If You Wanna Take a Picture, You Need to Talk to Tito, 2003
I’m hoping to participate in a photography workshop this summer taught by a famous photographer. Before you can enroll, though, you have to submit a portfolio. I suppose this allows the school to make sure I wouldn’t be wasting the famous photographer’s time. (They say it’s to merely demonstrate that I “know my way around a camera.”)
From time to time I’ve put together collections of my photography. But they’ve almost always been done with specific interests or themes in mind. This time they’re asking simply for samples of my “best work.”
I understand the instruction. But I’m honestly stumped as to what to show them. It’s funny how critical you become of your own work when you know it’s going to be judged by people whose taste you don’t know much about, but who you know are used to seeing really good work every day. All of a sudden, nothing looks very good.
My first thought was to put together a selection of photographs of people. But that’s the very kind of work I’m trying to improve in this workshop. Besides, the review committee’s advisor representative recommended that I not do that. So instead I’ve come up with a formula I hope will work: 1/3 “sense of place” photos, 1/3 people photos and 1/3 concept photos, with a healthy mix of color and b&w in each group.
Try culling years of photographs down to your best fifteen. It’s much harder than it sounds. But I’m doing it because I have to, even if it means tossing out lots of photographs that I thought were especially smart and engaging in their original series context, but that don’t stand up on their own when taken out of context.
Balancing some of the pain of this process has been the joy of going back through my photographs. It’s like revisiting old friends, and because photographs are rarely just about the visual record of the moment to me, revisiting them recalls all the other sensory memories, as well.
Like this photo, above. My wife and daughter and I had just stepped out of a New York theater matinee and were immediately engulfed by a crowd of Puerto Rico Day celebrants. It was a hot and humid summer afternoon that smelled of a mixture of overcooked street food and the ozone from an approaching thunderstorm. There was wonderful music everywhere. I’d have normally stayed on the sidelines and photographed from afar. But instead I stepped out into the street and mingled with members of the parade. I wasn’t exactly dancing with them. But I was ducking and weaving, trying to get close and bring some of their rhythm into my photographs.
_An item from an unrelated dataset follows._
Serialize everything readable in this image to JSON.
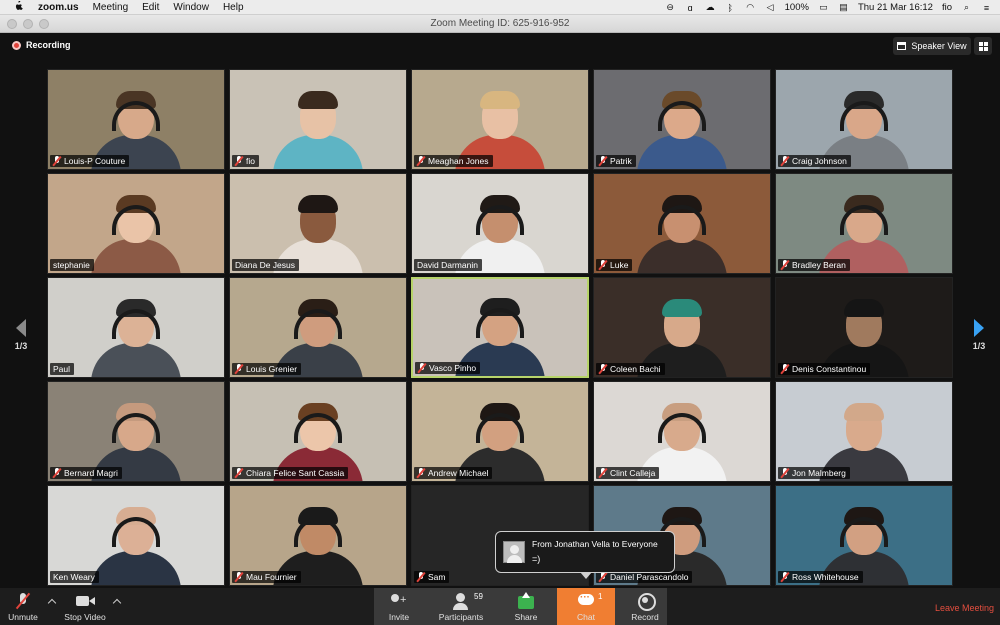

You wouldn’t know that from this photograph. At the time, it represented something of an advance in my photography of people. Looking back now, though, I realize just how static it looks. The parade had briefly come to a halt. The big guy’s dour gaze was telling me I should get the f--- out of the way. But instead I stepped up closer and captured the moment rather than hesitating. In the end, his frown is a great contrast to the guys standing behind him. They want to play. But he’s all about standing his ground.